Stagflation, 92--93, 120 U.S. Department of Commerce, Bureau


State autonomy, 16-17,53. See also Rela- of Economic Analysis, 144, 148-155
tive autonomy U.S. Department of Labor, Bureau of
State bureaucracies, 21; debureaucra- Labor Statistics, 149, 152, 159
tization, 29-33 U.S. foreign policies, 4, 16, 70; expan-
State managers, 52, 81-g6; autonomy, sionism, 41; trade deficit, 25
16-17; division of labor, 74; neo- U.S. international monetary policies, 16
mercantilist policies, 77-78; power, U.S. national policies, 16, 28-29; CETA,
55-56, 58, 75 32; illiberalism, 43; welfare, 31-32,
State theory, Marxist, 51-68 40,42
Steel industry, 75-76, 154 Useem, Michael, 10
Stein, Herbert, 145
Sweden, 20, 26, 176, 179 Vietnam War, 5, 23, 41, 133
Sweezy, Paul, 72-73
Switzerland, 26 Wage and price controls, 24
Wagner Act, 13
Taiwan, 132 Wallerstein, Immanuel, 85
Taylorism, 105, 111-114, l26, 140 War in genera!, 87-89
Technological change, 134-138. See also Watergate, 6, 23, 51
Automation Wealth: control of, 86; measurement of,
Thatcher, Margaret, free market poli- 143-144
cies, 26 Weapons, l28
Third World, 132, 184 Weber, Max, 84
Trade, international, 179 Weinstein, James, 40
Trade deficit, 25, 73, 180 Welfare, 31-32, 40, 42, 123
Trade unionism, l2; collective bargain- White, Harry Dexter, 183

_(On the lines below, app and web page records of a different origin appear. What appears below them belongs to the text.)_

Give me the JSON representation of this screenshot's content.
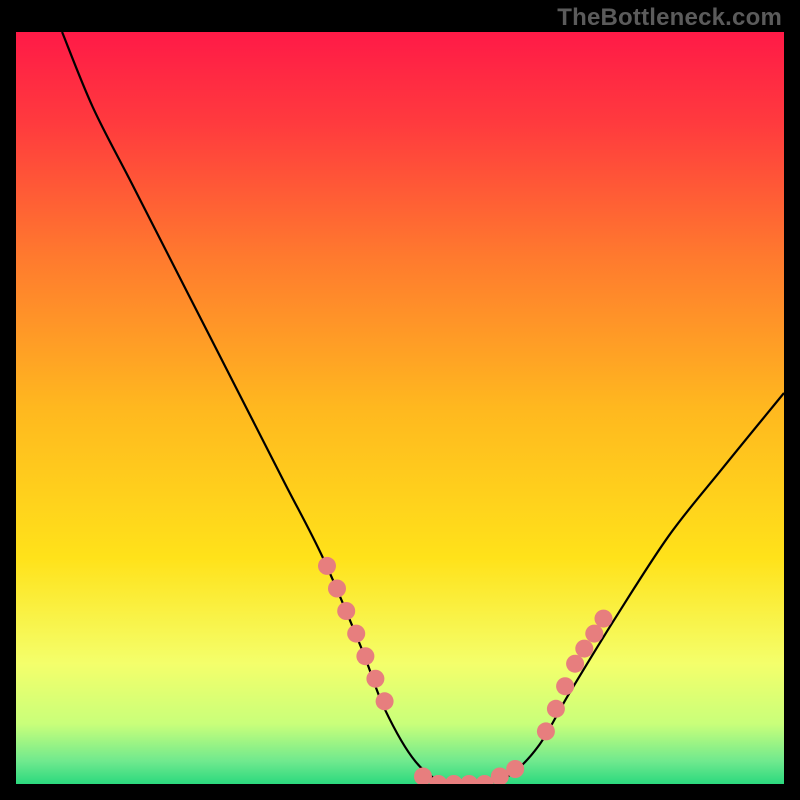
{
  "watermark": "TheBottleneck.com",
  "chart_data": {
    "type": "line",
    "title": "",
    "xlabel": "",
    "ylabel": "",
    "xlim": [
      0,
      100
    ],
    "ylim": [
      0,
      100
    ],
    "grid": false,
    "legend": false,
    "background_gradient_top": "#ff1a47",
    "background_gradient_mid": "#ffd400",
    "background_gradient_low": "#f4ff6b",
    "background_gradient_bottom": "#2bd97e",
    "series": [
      {
        "name": "bottleneck-curve",
        "color": "#000000",
        "x": [
          6,
          10,
          15,
          20,
          25,
          30,
          35,
          40,
          45,
          48,
          52,
          56,
          60,
          64,
          68,
          72,
          78,
          85,
          92,
          100
        ],
        "y": [
          100,
          90,
          80,
          70,
          60,
          50,
          40,
          30,
          18,
          10,
          3,
          0,
          0,
          1,
          5,
          12,
          22,
          33,
          42,
          52
        ]
      },
      {
        "name": "highlight-dots-left",
        "type": "scatter",
        "color": "#e77e7e",
        "x": [
          40.5,
          41.8,
          43.0,
          44.3,
          45.5,
          46.8,
          48.0
        ],
        "y": [
          29,
          26,
          23,
          20,
          17,
          14,
          11
        ]
      },
      {
        "name": "highlight-dots-bottom",
        "type": "scatter",
        "color": "#e77e7e",
        "x": [
          53,
          55,
          57,
          59,
          61,
          63,
          65
        ],
        "y": [
          1,
          0,
          0,
          0,
          0,
          1,
          2
        ]
      },
      {
        "name": "highlight-dots-right",
        "type": "scatter",
        "color": "#e77e7e",
        "x": [
          69.0,
          70.3,
          71.5,
          72.8,
          74.0,
          75.3,
          76.5
        ],
        "y": [
          7,
          10,
          13,
          16,
          18,
          20,
          22
        ]
      }
    ]
  }
}
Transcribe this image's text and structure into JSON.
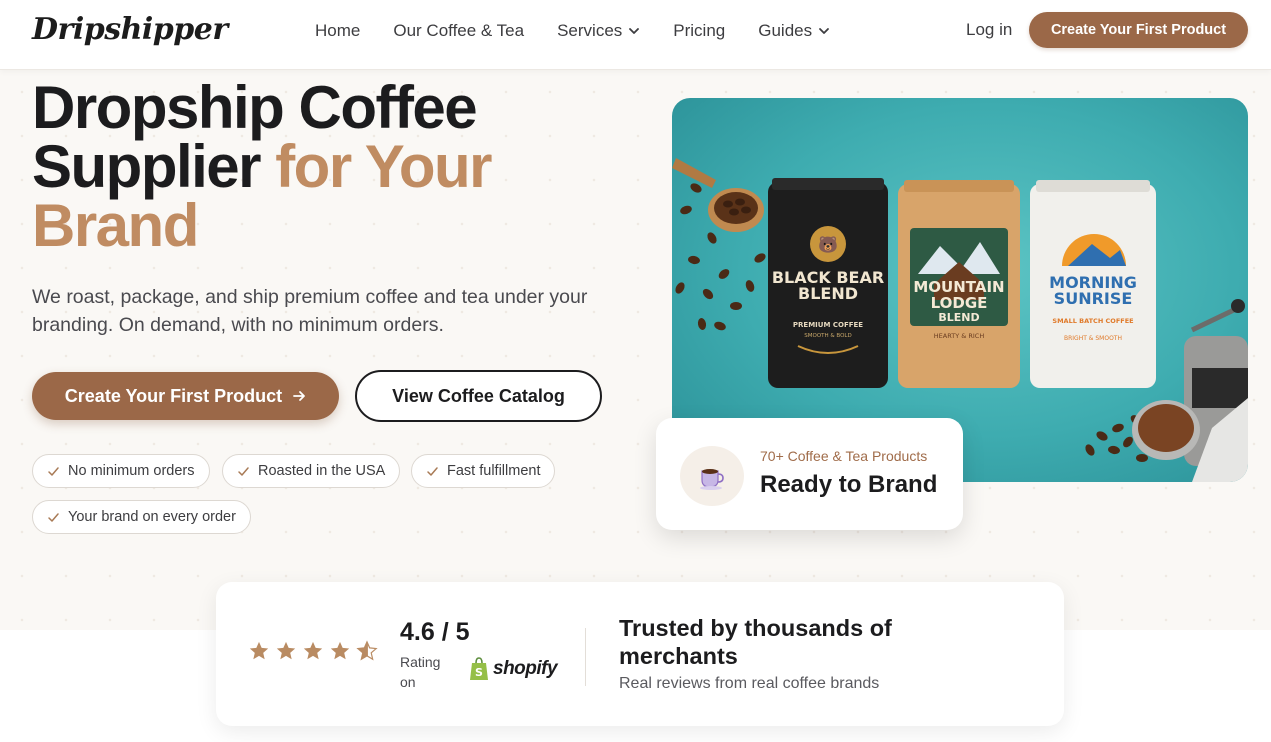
{
  "brand": {
    "logo_text": "Dripshipper"
  },
  "nav": {
    "items": [
      {
        "label": "Home",
        "has_dropdown": false
      },
      {
        "label": "Our Coffee & Tea",
        "has_dropdown": false
      },
      {
        "label": "Services",
        "has_dropdown": true
      },
      {
        "label": "Pricing",
        "has_dropdown": false
      },
      {
        "label": "Guides",
        "has_dropdown": true
      }
    ],
    "login_label": "Log in",
    "cta_label": "Create Your First Product"
  },
  "hero": {
    "title_line1": "Dropship Coffee",
    "title_line2_plain": "Supplier ",
    "title_line2_accent": "for Your",
    "title_line3_accent": "Brand",
    "subtitle": "We roast, package, and ship premium coffee and tea under your branding. On demand, with no minimum orders.",
    "primary_button": "Create Your First Product",
    "primary_button_icon": "arrow-right-icon",
    "secondary_button": "View Coffee Catalog",
    "features": [
      "No minimum orders",
      "Roasted in the USA",
      "Fast fulfillment",
      "Your brand on every order"
    ]
  },
  "product_image": {
    "bags": [
      {
        "name_line1": "BLACK BEAR",
        "name_line2": "BLEND",
        "tag1": "PREMIUM COFFEE",
        "tag2": "SMOOTH & BOLD"
      },
      {
        "name_line1": "MOUNTAIN",
        "name_line2": "LODGE",
        "name_line3": "BLEND",
        "tag1": "HEARTY & RICH"
      },
      {
        "name_line1": "MORNING",
        "name_line2": "SUNRISE",
        "tag1": "SMALL BATCH COFFEE",
        "tag2": "BRIGHT & SMOOTH"
      }
    ]
  },
  "ready_card": {
    "icon": "coffee-cup-icon",
    "small_text": "70+ Coffee & Tea Products",
    "big_text": "Ready to Brand"
  },
  "trust": {
    "rating_value": 4.6,
    "rating_text": "4.6 / 5",
    "rating_label": "Rating on",
    "platform": "shopify",
    "title": "Trusted by thousands of merchants",
    "subtitle": "Real reviews from real coffee brands"
  },
  "colors": {
    "accent": "#9b6848",
    "accent_text": "#c08c62",
    "teal_background": "#3eacb0",
    "star": "#b98b62"
  }
}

ing, 13, 92; National Civil Federa- Women: feminism, 117-118; subordina-
tion, 40-41 tion, 23; work, 109-111
Trilateral Commission, 4, 71 Work: postindustrialism, 99-l26; wom-
Trilateralism, 70-79 en, 109-111
Tyson, Laura, 180 Working class, 63-65
Work organization, 27, 31, 111-114, l26,
Ultraimperialism, 69 140
Underemployment, 111-112 World War II, 133
Unemployment, 110, 114, 123, 137-138
U.S. Census Bureau, 157, 163 Zysman, John, 180